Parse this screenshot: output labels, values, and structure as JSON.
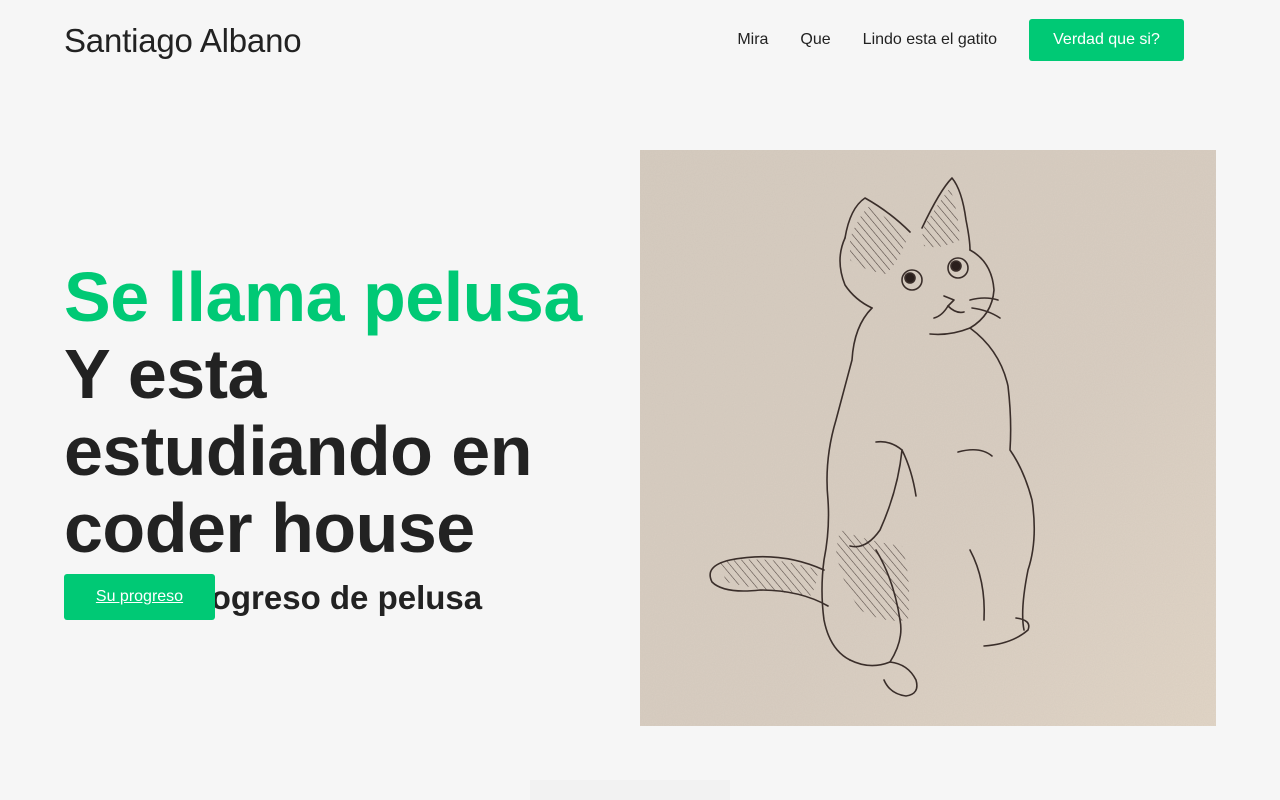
{
  "header": {
    "brand": "Santiago Albano",
    "nav": [
      {
        "label": "Mira"
      },
      {
        "label": "Que"
      },
      {
        "label": "Lindo esta el gatito"
      }
    ],
    "cta_label": "Verdad que si?"
  },
  "hero": {
    "title_highlight": "Se llama pelusa",
    "title_main": "Y esta estudiando en coder house",
    "subtitle": "Mira el progreso de pelusa",
    "button_label": "Su progreso"
  },
  "colors": {
    "accent": "#00c975",
    "text": "#222222",
    "background": "#f6f6f6"
  },
  "image": {
    "icon": "cat-sketch-illustration"
  }
}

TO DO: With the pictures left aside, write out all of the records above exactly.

EXPECTED OUTPUT:
Parse this screenshot: output labels, values, and structure as JSON.
{
  "header": {
    "brand": "Santiago Albano",
    "nav": [
      {
        "label": "Mira"
      },
      {
        "label": "Que"
      },
      {
        "label": "Lindo esta el gatito"
      }
    ],
    "cta_label": "Verdad que si?"
  },
  "hero": {
    "title_highlight": "Se llama pelusa",
    "title_main": "Y esta estudiando en coder house",
    "subtitle": "Mira el progreso de pelusa",
    "button_label": "Su progreso"
  },
  "colors": {
    "accent": "#00c975",
    "text": "#222222",
    "background": "#f6f6f6"
  },
  "image": {
    "icon": "cat-sketch-illustration"
  }
}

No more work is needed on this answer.